- **Your assignment**
Would you print the whole listing again, exactly?

*** Opening of Records supplied ***

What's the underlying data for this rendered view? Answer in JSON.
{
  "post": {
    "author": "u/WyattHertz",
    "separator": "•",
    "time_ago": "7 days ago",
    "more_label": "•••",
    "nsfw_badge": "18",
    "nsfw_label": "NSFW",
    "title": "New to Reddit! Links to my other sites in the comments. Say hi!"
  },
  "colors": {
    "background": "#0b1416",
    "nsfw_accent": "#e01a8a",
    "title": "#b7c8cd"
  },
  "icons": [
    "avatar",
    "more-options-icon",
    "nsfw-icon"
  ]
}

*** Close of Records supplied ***

- **Your solution**
What's the underlying data for this rendered view? Answer in JSON.
{
  "post": {
    "author": "u/WyattHertz",
    "separator": "•",
    "time_ago": "7 days ago",
    "more_label": "•••",
    "nsfw_badge": "18",
    "nsfw_label": "NSFW",
    "title": "New to Reddit! Links to my other sites in the comments. Say hi!"
  },
  "colors": {
    "background": "#0b1416",
    "nsfw_accent": "#e01a8a",
    "title": "#b7c8cd"
  },
  "icons": [
    "avatar",
    "more-options-icon",
    "nsfw-icon"
  ]
}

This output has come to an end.